*** Block opens ***

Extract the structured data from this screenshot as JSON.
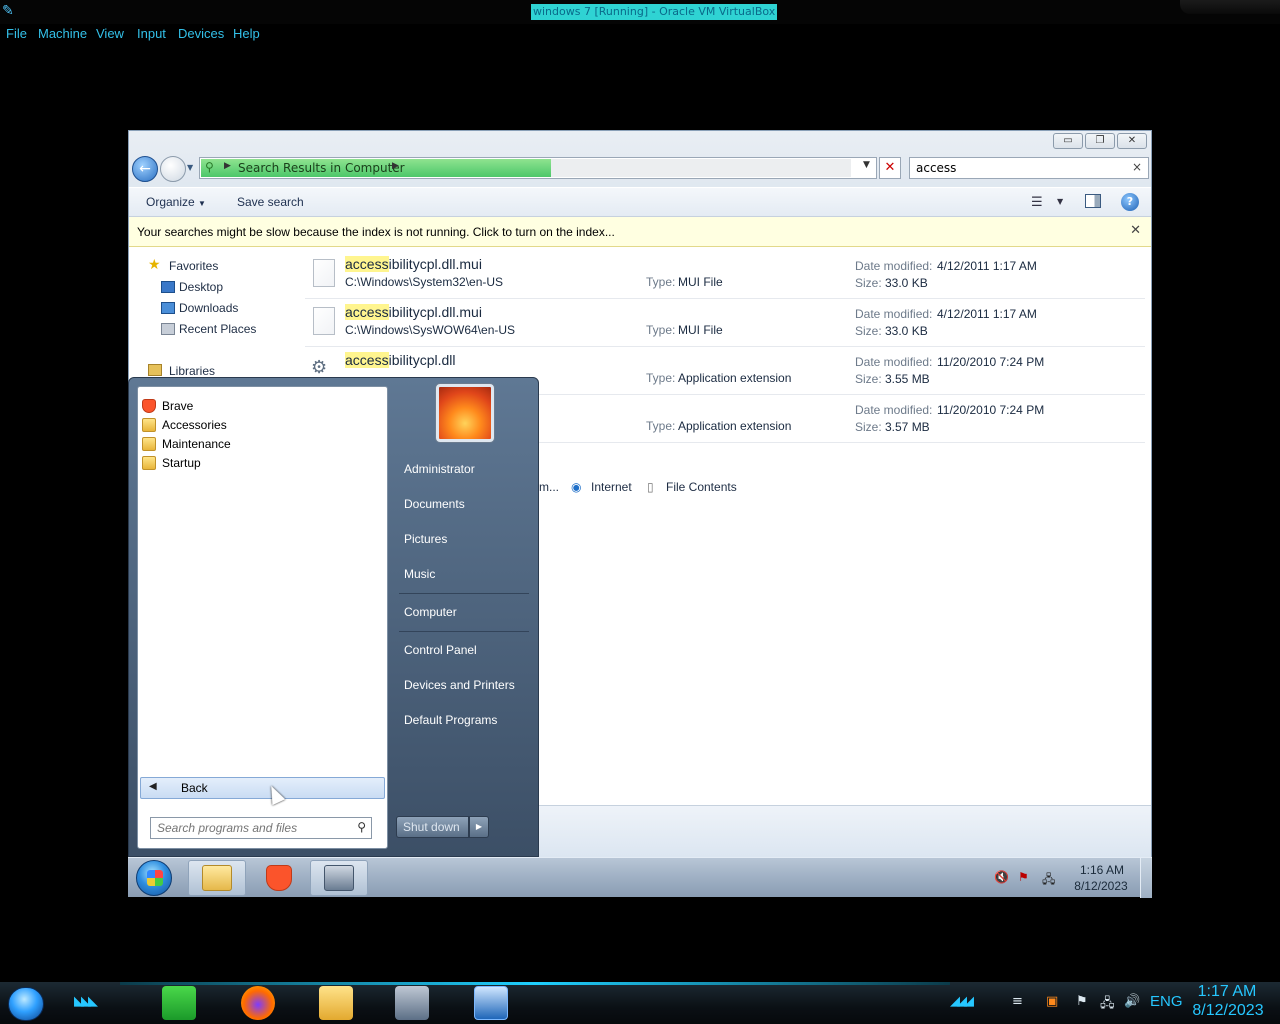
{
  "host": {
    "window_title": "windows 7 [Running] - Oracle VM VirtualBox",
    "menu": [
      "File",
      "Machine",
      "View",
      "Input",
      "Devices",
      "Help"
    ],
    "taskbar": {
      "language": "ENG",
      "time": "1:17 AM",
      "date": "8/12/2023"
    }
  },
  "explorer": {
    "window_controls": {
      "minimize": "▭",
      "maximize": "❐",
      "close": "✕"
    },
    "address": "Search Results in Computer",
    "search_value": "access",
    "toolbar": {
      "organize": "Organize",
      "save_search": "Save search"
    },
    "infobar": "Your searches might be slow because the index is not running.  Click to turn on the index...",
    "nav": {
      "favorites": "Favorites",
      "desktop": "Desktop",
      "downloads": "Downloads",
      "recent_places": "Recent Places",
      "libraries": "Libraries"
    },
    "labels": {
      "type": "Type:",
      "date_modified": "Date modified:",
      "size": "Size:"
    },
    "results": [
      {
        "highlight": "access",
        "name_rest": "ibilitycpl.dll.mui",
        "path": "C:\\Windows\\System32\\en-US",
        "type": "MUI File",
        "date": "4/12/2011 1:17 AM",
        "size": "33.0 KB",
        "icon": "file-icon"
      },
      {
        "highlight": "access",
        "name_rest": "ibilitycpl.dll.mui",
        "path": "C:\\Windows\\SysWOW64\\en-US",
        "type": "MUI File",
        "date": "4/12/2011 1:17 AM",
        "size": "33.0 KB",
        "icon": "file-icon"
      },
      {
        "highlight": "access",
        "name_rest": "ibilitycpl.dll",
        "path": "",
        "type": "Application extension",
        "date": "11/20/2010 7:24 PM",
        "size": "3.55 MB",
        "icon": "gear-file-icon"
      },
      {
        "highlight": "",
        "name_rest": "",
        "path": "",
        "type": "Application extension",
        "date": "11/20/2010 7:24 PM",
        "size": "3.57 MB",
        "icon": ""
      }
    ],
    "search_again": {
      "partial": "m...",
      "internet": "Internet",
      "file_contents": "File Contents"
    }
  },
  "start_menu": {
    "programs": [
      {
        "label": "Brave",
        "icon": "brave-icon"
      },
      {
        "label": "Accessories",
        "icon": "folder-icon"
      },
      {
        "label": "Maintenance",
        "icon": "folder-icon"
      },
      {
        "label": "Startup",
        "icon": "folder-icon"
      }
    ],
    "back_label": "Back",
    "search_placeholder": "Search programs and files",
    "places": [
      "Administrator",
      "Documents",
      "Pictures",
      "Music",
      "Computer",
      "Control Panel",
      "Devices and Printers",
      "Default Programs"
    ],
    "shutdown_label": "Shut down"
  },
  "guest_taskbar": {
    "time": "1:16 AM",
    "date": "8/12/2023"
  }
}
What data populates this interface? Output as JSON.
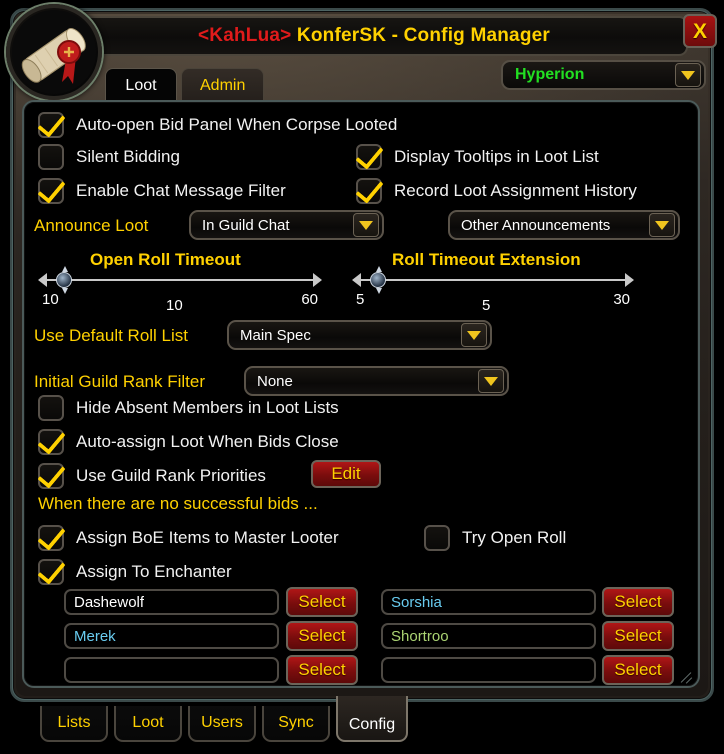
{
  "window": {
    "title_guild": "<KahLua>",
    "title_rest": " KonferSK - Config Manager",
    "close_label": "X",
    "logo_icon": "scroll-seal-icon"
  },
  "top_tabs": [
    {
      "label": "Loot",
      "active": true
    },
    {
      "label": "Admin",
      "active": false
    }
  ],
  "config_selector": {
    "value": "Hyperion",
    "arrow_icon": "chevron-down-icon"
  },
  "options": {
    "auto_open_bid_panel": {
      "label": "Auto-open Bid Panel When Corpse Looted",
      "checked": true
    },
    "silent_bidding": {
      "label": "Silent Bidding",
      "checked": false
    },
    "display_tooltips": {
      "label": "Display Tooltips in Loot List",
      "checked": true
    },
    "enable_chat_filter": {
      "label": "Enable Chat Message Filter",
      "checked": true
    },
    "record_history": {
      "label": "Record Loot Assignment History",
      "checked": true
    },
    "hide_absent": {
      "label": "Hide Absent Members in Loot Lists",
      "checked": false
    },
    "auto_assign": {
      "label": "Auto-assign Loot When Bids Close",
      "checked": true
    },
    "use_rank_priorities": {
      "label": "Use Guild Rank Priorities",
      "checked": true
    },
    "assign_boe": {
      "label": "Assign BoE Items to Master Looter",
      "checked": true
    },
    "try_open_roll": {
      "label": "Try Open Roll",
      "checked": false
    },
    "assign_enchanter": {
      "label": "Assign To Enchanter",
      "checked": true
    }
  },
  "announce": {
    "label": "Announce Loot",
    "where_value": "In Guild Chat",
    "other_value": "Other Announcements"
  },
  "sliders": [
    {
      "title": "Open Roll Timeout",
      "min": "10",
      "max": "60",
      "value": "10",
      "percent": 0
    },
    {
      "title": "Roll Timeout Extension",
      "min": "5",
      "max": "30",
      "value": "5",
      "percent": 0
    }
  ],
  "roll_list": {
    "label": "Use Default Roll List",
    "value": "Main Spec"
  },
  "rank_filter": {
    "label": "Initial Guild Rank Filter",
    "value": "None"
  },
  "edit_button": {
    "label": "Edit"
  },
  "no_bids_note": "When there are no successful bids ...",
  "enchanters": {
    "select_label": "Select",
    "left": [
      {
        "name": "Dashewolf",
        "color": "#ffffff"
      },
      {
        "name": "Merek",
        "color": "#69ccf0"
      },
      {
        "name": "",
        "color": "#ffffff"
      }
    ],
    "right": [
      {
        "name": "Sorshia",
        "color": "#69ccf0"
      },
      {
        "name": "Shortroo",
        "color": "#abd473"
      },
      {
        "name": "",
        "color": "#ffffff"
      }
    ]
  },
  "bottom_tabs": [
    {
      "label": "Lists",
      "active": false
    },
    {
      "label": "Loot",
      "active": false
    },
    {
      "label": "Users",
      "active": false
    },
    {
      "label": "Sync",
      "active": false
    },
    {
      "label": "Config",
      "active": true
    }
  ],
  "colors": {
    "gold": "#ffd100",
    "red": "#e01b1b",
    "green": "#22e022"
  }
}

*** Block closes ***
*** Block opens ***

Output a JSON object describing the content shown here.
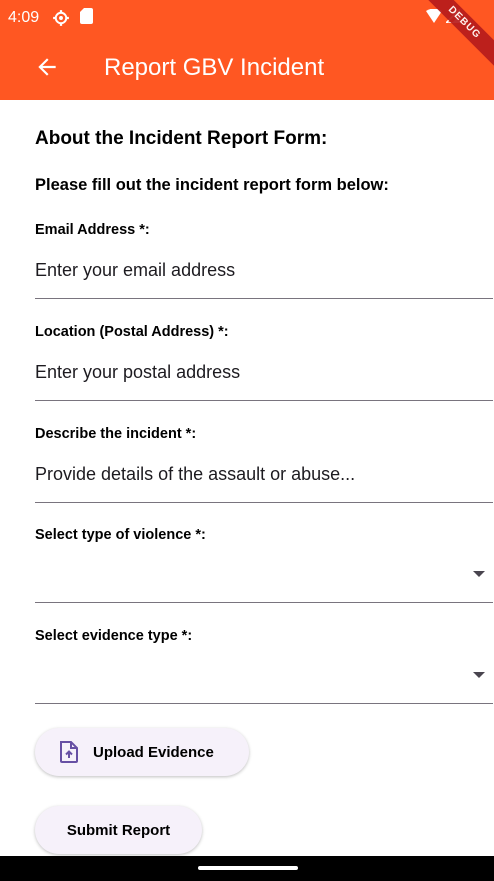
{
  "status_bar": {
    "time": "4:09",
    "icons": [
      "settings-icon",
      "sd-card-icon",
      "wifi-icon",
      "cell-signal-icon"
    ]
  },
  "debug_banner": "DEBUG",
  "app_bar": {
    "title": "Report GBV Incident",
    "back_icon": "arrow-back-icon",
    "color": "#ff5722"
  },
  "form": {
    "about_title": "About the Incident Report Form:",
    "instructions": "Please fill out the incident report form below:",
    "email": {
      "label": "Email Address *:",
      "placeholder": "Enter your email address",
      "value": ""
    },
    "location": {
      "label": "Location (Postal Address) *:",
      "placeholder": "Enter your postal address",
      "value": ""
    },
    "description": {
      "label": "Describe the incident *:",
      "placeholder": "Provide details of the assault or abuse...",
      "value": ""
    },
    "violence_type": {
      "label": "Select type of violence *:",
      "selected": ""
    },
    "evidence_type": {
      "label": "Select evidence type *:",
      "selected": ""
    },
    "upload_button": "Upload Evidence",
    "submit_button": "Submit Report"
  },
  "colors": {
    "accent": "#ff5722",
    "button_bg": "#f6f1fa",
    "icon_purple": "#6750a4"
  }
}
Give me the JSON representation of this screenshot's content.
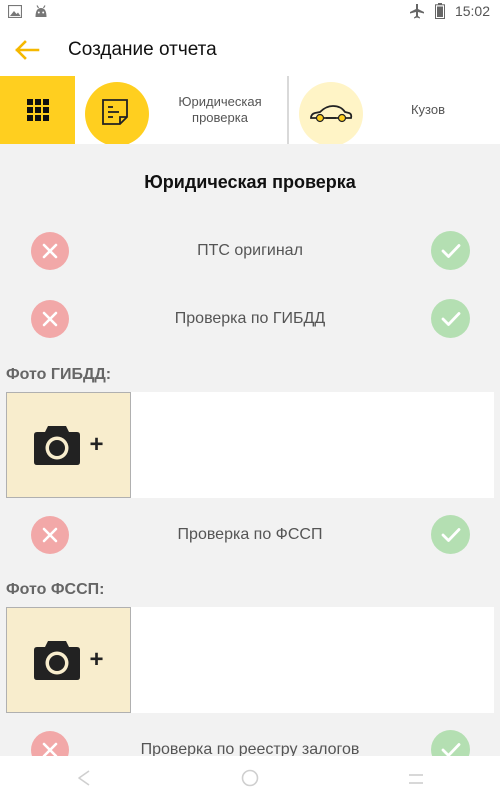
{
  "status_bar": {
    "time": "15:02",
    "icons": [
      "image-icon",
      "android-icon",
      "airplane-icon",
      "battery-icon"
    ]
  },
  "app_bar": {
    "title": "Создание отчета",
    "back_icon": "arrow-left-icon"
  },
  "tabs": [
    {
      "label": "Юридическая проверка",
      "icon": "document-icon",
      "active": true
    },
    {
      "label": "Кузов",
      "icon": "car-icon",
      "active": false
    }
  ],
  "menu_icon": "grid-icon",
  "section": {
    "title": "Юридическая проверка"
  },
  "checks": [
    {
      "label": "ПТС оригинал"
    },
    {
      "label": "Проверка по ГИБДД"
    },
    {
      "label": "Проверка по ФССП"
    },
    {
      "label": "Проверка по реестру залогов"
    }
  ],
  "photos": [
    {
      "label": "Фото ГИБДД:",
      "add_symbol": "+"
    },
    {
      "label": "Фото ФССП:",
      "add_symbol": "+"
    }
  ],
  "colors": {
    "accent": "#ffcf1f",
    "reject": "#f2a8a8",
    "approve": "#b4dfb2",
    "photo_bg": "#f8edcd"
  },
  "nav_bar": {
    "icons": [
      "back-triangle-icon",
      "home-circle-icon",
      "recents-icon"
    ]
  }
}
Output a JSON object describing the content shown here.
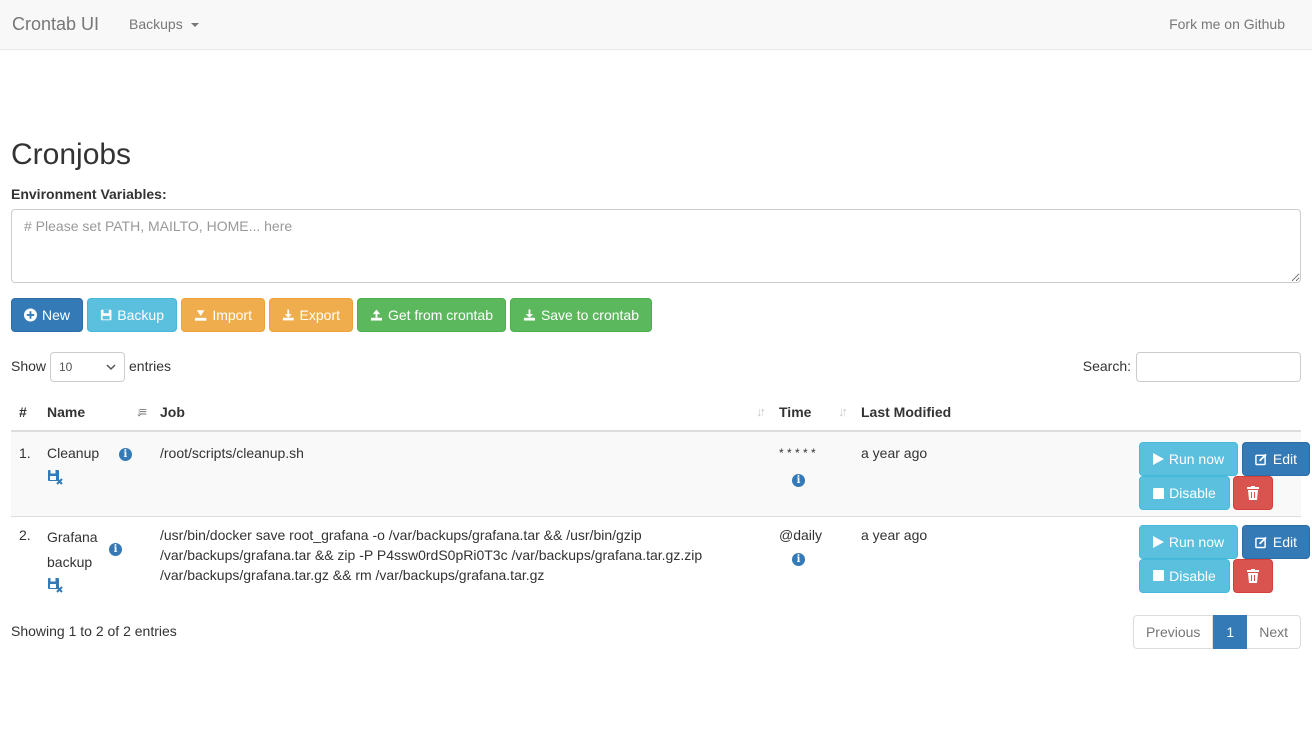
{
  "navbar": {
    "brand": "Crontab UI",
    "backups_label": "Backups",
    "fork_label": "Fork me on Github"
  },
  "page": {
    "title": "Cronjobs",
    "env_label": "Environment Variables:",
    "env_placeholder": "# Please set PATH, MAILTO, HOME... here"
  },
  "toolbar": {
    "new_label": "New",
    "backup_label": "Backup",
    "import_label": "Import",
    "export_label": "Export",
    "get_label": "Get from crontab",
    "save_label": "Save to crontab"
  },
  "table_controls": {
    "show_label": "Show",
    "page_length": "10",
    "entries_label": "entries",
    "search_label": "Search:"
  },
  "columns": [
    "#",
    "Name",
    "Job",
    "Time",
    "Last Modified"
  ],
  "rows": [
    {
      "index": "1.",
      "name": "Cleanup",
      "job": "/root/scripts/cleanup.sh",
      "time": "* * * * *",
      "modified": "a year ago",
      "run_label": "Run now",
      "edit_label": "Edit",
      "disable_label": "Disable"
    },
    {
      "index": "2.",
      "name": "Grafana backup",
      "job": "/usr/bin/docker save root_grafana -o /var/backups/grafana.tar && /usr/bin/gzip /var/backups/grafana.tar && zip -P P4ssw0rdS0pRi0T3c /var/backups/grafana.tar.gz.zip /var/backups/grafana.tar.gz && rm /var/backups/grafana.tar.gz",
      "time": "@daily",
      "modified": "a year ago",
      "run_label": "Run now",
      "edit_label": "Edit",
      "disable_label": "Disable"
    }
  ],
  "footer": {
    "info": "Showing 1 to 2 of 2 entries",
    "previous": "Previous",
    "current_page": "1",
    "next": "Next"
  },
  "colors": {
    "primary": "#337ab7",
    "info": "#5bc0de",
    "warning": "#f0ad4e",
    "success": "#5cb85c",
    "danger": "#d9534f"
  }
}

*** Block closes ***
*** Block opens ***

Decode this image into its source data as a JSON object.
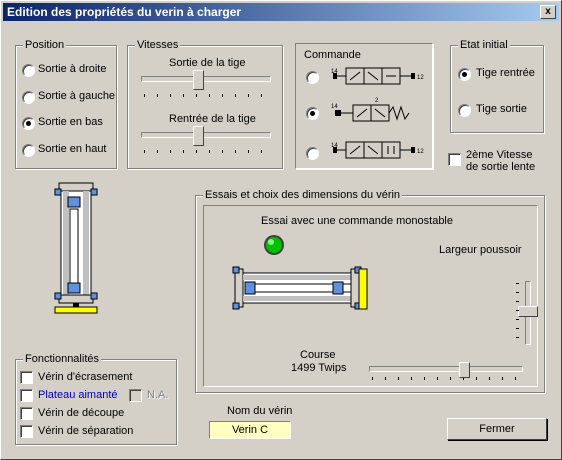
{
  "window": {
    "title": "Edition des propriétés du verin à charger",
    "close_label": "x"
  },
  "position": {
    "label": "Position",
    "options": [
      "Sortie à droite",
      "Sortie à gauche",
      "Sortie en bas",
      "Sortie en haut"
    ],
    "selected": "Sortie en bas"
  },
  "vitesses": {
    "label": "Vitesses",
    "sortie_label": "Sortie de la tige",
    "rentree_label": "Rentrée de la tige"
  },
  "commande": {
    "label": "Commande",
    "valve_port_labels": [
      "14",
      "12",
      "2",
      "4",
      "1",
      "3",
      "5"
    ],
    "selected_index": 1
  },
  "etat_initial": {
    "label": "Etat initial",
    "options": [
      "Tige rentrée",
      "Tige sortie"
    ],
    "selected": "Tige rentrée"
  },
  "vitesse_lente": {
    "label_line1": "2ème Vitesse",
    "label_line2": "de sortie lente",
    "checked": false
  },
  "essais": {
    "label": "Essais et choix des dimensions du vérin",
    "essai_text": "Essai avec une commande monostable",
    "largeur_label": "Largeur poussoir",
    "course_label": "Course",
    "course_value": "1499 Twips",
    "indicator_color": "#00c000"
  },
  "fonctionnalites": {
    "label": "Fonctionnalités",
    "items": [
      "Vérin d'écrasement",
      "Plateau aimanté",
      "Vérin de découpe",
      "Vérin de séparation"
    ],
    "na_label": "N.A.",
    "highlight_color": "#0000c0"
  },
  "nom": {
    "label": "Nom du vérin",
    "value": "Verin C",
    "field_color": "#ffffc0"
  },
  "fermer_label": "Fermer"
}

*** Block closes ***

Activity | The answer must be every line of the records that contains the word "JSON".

Response area |
Extract the structured data from this screenshot as JSON.
What data populates this interface? Output as JSON.
Output a JSON object describing the content shown here.
Give me the JSON representation of this screenshot's content.
Output a JSON object describing the content shown here.
Decode this image into its source data as a JSON object.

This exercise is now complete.